Wednesday, March 11, 2015

Will the Dot Com Bubble Happen Again?

Though it’s been 15 years since everyone was disillusioned by the supposed economic empowering potential of the late 1990s era internet, will the dot com bubble going bust happen again?

By: Ringo Bones

Even though the NASDAQ just reached its highest point – as in around 4944 points – in 15 years March 9, 2015, many investment gurus are again sounding the alarm because we might me on the verge of another dot com boom going bust this year. So should Apple shareholders start panicking?

The “infamous” dot com bubble of March 9, 2000 that send many an unwary investor to the poorhouse primarily happened when overvalued tech stocks – as in internet stocks circa year 2000 – suddenly lost 80 percent or more of its share value. Remember the dog sock puppet advert of Pets.Com or Webvan?  These were the top two most famous dot com bubble failures in living memory.
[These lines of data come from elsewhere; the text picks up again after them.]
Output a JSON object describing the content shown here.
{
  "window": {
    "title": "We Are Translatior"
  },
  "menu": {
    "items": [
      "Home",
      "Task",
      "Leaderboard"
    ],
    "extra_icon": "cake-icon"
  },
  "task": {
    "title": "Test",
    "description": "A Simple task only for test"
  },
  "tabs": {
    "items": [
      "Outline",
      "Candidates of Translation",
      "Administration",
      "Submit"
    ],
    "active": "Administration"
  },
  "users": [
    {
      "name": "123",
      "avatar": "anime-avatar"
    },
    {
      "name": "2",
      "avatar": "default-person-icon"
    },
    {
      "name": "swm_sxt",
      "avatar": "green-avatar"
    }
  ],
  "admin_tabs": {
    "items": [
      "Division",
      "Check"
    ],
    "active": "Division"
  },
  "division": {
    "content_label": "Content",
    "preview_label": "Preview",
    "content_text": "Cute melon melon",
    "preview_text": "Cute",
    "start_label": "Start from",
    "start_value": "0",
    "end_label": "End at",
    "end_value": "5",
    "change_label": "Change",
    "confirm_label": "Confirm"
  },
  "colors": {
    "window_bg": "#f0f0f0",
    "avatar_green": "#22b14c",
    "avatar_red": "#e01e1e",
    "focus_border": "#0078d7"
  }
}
From my own humble perspective, part of why these dot com enterprises failed back then is the high cost of just getting on and staying connected on the internet during the late 1990s. Back in 1998, a 1-megabit-per-second connection on average costs 1,200 US dollars a month!!! Which means even high-value stocks not making constant profits are hemorrhaging money. Not to mention the 2-million US dollar for a 30 second ad spot being paid by these internet start-ups during the year 2000 Superbowl a month before the bubble burst is probably the straw that broke the proverbial camel’s back.